> _Work order_
An exact copy of every record below is required, with the pictures left out.

> _Data provided_
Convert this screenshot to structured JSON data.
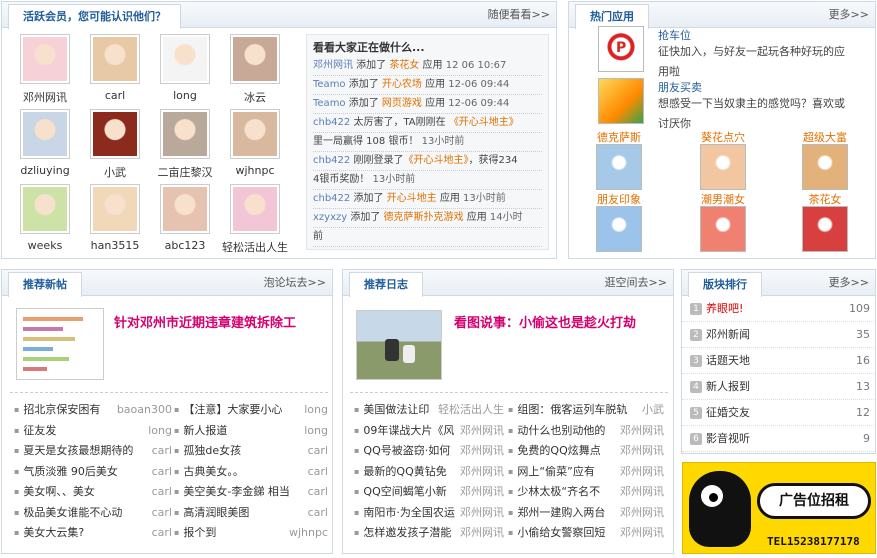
{
  "members": {
    "title": "活跃会员，您可能认识他们？",
    "more": "随便看看>>",
    "users": [
      "邓州网讯",
      "carl",
      "long",
      "冰云",
      "dzliuying",
      "小武",
      "二亩庄黎汉",
      "wjhnpc",
      "weeks",
      "han3515",
      "abc123",
      "轻松活出人生"
    ],
    "feed_title": "看看大家正在做什么...",
    "feed": [
      {
        "user": "邓州网讯",
        "act": " 添加了 ",
        "target": "茶花女",
        "suffix": " 应用",
        "time": "12 06 10:67"
      },
      {
        "user": "Teamo",
        "act": " 添加了 ",
        "target": "开心农场",
        "suffix": " 应用",
        "time": "12-06 09:44"
      },
      {
        "user": "Teamo",
        "act": " 添加了 ",
        "target": "网页游戏",
        "suffix": " 应用",
        "time": "12-06 09:44"
      },
      {
        "user": "chb422",
        "act": " 太厉害了，TA刚刚在 ",
        "target": "《开心斗地主》",
        "suffix": "",
        "time": ""
      },
      {
        "user": "",
        "act": "里一局赢得 108 银币！ ",
        "target": "",
        "suffix": "",
        "time": "13小时前"
      },
      {
        "user": "chb422",
        "act": " 刚刚登录了",
        "target": "《开心斗地主》",
        "suffix": "，获得234",
        "time": ""
      },
      {
        "user": "",
        "act": "4银币奖励！ ",
        "target": "",
        "suffix": "",
        "time": "13小时前"
      },
      {
        "user": "chb422",
        "act": " 添加了 ",
        "target": "开心斗地主",
        "suffix": " 应用",
        "time": "13小时前"
      },
      {
        "user": "xzyxzy",
        "act": " 添加了 ",
        "target": "德克萨斯扑克游戏",
        "suffix": " 应用",
        "time": "14小时"
      },
      {
        "user": "",
        "act": "前",
        "target": "",
        "suffix": "",
        "time": ""
      }
    ]
  },
  "apps": {
    "title": "热门应用",
    "more": "更多>>",
    "featured": [
      {
        "name": "抢车位",
        "desc1": "征快加入，与好友一起玩各种好玩的应",
        "desc2": "用啦"
      },
      {
        "name": "朋友买卖",
        "desc1": "想感受一下当奴隶主的感觉吗？喜欢或",
        "desc2": "讨厌你"
      }
    ],
    "grid": [
      "德克萨斯",
      "葵花点穴",
      "超级大富",
      "朋友印象",
      "潮男潮女",
      "茶花女"
    ]
  },
  "posts": {
    "title": "推荐新帖",
    "more": "泡论坛去>>",
    "headline": "针对邓州市近期违章建筑拆除工",
    "left": [
      {
        "t": "招北京保安困有",
        "a": "baoan300"
      },
      {
        "t": "征友发",
        "a": "long"
      },
      {
        "t": "夏天是女孩最想期待的",
        "a": "carl"
      },
      {
        "t": "气质淡雅 90后美女",
        "a": "carl"
      },
      {
        "t": "美女啊、、美女",
        "a": "carl"
      },
      {
        "t": "极品美女谁能不心动",
        "a": "carl"
      },
      {
        "t": "美女大云集?",
        "a": "carl"
      }
    ],
    "right": [
      {
        "t": "【注意】大家要小心",
        "a": "long"
      },
      {
        "t": "新人报道",
        "a": "long"
      },
      {
        "t": "孤独de女孩",
        "a": "carl"
      },
      {
        "t": "古典美女。。",
        "a": "carl"
      },
      {
        "t": "美空美女-李金銻 相当",
        "a": "carl"
      },
      {
        "t": "高清润眼美图",
        "a": "carl"
      },
      {
        "t": "报个到",
        "a": "wjhnpc"
      }
    ]
  },
  "blogs": {
    "title": "推荐日志",
    "more": "逛空间去>>",
    "headline": "看图说事：小偷这也是趁火打劫",
    "left": [
      {
        "t": "美国做法让印",
        "a": "轻松活出人生"
      },
      {
        "t": "09年谍战大片《风",
        "a": "邓州网讯"
      },
      {
        "t": "QQ号被盗窃·如何",
        "a": "邓州网讯"
      },
      {
        "t": "最新的QQ黄钻免",
        "a": "邓州网讯"
      },
      {
        "t": "QQ空间蝎笔小新",
        "a": "邓州网讯"
      },
      {
        "t": "南阳市·为全国农运",
        "a": "邓州网讯"
      },
      {
        "t": "怎样邀发孩子潜能",
        "a": "邓州网讯"
      }
    ],
    "right": [
      {
        "t": "组图：俄客运列车脱轨",
        "a": "小武"
      },
      {
        "t": "动什么也别动他的",
        "a": "邓州网讯"
      },
      {
        "t": "免费的QQ炫舞点",
        "a": "邓州网讯"
      },
      {
        "t": "网上“偷菜”应有",
        "a": "邓州网讯"
      },
      {
        "t": "少林太极“齐名不",
        "a": "邓州网讯"
      },
      {
        "t": "郑州一建购入两台",
        "a": "邓州网讯"
      },
      {
        "t": "小偷给女警察回短",
        "a": "邓州网讯"
      }
    ]
  },
  "ranking": {
    "title": "版块排行",
    "more": "更多>>",
    "items": [
      {
        "n": "1",
        "name": "养眼吧!",
        "count": "109",
        "hot": true
      },
      {
        "n": "2",
        "name": "邓州新闻",
        "count": "35"
      },
      {
        "n": "3",
        "name": "话题天地",
        "count": "16"
      },
      {
        "n": "4",
        "name": "新人报到",
        "count": "13"
      },
      {
        "n": "5",
        "name": "征婚交友",
        "count": "12"
      },
      {
        "n": "6",
        "name": "影音视听",
        "count": "9"
      }
    ]
  },
  "ad": {
    "text": "广告位招租",
    "tel": "TEL15238177178"
  },
  "colors": {
    "accent": "#1f5d9b",
    "pink": "#d4006f",
    "orange": "#e07000"
  }
}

> _Answer box_
Convert this screenshot to structured JSON data.
{
  "members": {
    "title": "活跃会员，您可能认识他们？",
    "more": "随便看看>>",
    "users": [
      "邓州网讯",
      "carl",
      "long",
      "冰云",
      "dzliuying",
      "小武",
      "二亩庄黎汉",
      "wjhnpc",
      "weeks",
      "han3515",
      "abc123",
      "轻松活出人生"
    ],
    "feed_title": "看看大家正在做什么...",
    "feed": [
      {
        "user": "邓州网讯",
        "act": " 添加了 ",
        "target": "茶花女",
        "suffix": " 应用",
        "time": "12 06 10:67"
      },
      {
        "user": "Teamo",
        "act": " 添加了 ",
        "target": "开心农场",
        "suffix": " 应用",
        "time": "12-06 09:44"
      },
      {
        "user": "Teamo",
        "act": " 添加了 ",
        "target": "网页游戏",
        "suffix": " 应用",
        "time": "12-06 09:44"
      },
      {
        "user": "chb422",
        "act": " 太厉害了，TA刚刚在 ",
        "target": "《开心斗地主》",
        "suffix": "",
        "time": ""
      },
      {
        "user": "",
        "act": "里一局赢得 108 银币！ ",
        "target": "",
        "suffix": "",
        "time": "13小时前"
      },
      {
        "user": "chb422",
        "act": " 刚刚登录了",
        "target": "《开心斗地主》",
        "suffix": "，获得234",
        "time": ""
      },
      {
        "user": "",
        "act": "4银币奖励！ ",
        "target": "",
        "suffix": "",
        "time": "13小时前"
      },
      {
        "user": "chb422",
        "act": " 添加了 ",
        "target": "开心斗地主",
        "suffix": " 应用",
        "time": "13小时前"
      },
      {
        "user": "xzyxzy",
        "act": " 添加了 ",
        "target": "德克萨斯扑克游戏",
        "suffix": " 应用",
        "time": "14小时"
      },
      {
        "user": "",
        "act": "前",
        "target": "",
        "suffix": "",
        "time": ""
      }
    ]
  },
  "apps": {
    "title": "热门应用",
    "more": "更多>>",
    "featured": [
      {
        "name": "抢车位",
        "desc1": "征快加入，与好友一起玩各种好玩的应",
        "desc2": "用啦"
      },
      {
        "name": "朋友买卖",
        "desc1": "想感受一下当奴隶主的感觉吗？喜欢或",
        "desc2": "讨厌你"
      }
    ],
    "grid": [
      "德克萨斯",
      "葵花点穴",
      "超级大富",
      "朋友印象",
      "潮男潮女",
      "茶花女"
    ]
  },
  "posts": {
    "title": "推荐新帖",
    "more": "泡论坛去>>",
    "headline": "针对邓州市近期违章建筑拆除工",
    "left": [
      {
        "t": "招北京保安困有",
        "a": "baoan300"
      },
      {
        "t": "征友发",
        "a": "long"
      },
      {
        "t": "夏天是女孩最想期待的",
        "a": "carl"
      },
      {
        "t": "气质淡雅 90后美女",
        "a": "carl"
      },
      {
        "t": "美女啊、、美女",
        "a": "carl"
      },
      {
        "t": "极品美女谁能不心动",
        "a": "carl"
      },
      {
        "t": "美女大云集?",
        "a": "carl"
      }
    ],
    "right": [
      {
        "t": "【注意】大家要小心",
        "a": "long"
      },
      {
        "t": "新人报道",
        "a": "long"
      },
      {
        "t": "孤独de女孩",
        "a": "carl"
      },
      {
        "t": "古典美女。。",
        "a": "carl"
      },
      {
        "t": "美空美女-李金銻 相当",
        "a": "carl"
      },
      {
        "t": "高清润眼美图",
        "a": "carl"
      },
      {
        "t": "报个到",
        "a": "wjhnpc"
      }
    ]
  },
  "blogs": {
    "title": "推荐日志",
    "more": "逛空间去>>",
    "headline": "看图说事：小偷这也是趁火打劫",
    "left": [
      {
        "t": "美国做法让印",
        "a": "轻松活出人生"
      },
      {
        "t": "09年谍战大片《风",
        "a": "邓州网讯"
      },
      {
        "t": "QQ号被盗窃·如何",
        "a": "邓州网讯"
      },
      {
        "t": "最新的QQ黄钻免",
        "a": "邓州网讯"
      },
      {
        "t": "QQ空间蝎笔小新",
        "a": "邓州网讯"
      },
      {
        "t": "南阳市·为全国农运",
        "a": "邓州网讯"
      },
      {
        "t": "怎样邀发孩子潜能",
        "a": "邓州网讯"
      }
    ],
    "right": [
      {
        "t": "组图：俄客运列车脱轨",
        "a": "小武"
      },
      {
        "t": "动什么也别动他的",
        "a": "邓州网讯"
      },
      {
        "t": "免费的QQ炫舞点",
        "a": "邓州网讯"
      },
      {
        "t": "网上“偷菜”应有",
        "a": "邓州网讯"
      },
      {
        "t": "少林太极“齐名不",
        "a": "邓州网讯"
      },
      {
        "t": "郑州一建购入两台",
        "a": "邓州网讯"
      },
      {
        "t": "小偷给女警察回短",
        "a": "邓州网讯"
      }
    ]
  },
  "ranking": {
    "title": "版块排行",
    "more": "更多>>",
    "items": [
      {
        "n": "1",
        "name": "养眼吧!",
        "count": "109",
        "hot": true
      },
      {
        "n": "2",
        "name": "邓州新闻",
        "count": "35"
      },
      {
        "n": "3",
        "name": "话题天地",
        "count": "16"
      },
      {
        "n": "4",
        "name": "新人报到",
        "count": "13"
      },
      {
        "n": "5",
        "name": "征婚交友",
        "count": "12"
      },
      {
        "n": "6",
        "name": "影音视听",
        "count": "9"
      }
    ]
  },
  "ad": {
    "text": "广告位招租",
    "tel": "TEL15238177178"
  },
  "colors": {
    "accent": "#1f5d9b",
    "pink": "#d4006f",
    "orange": "#e07000"
  }
}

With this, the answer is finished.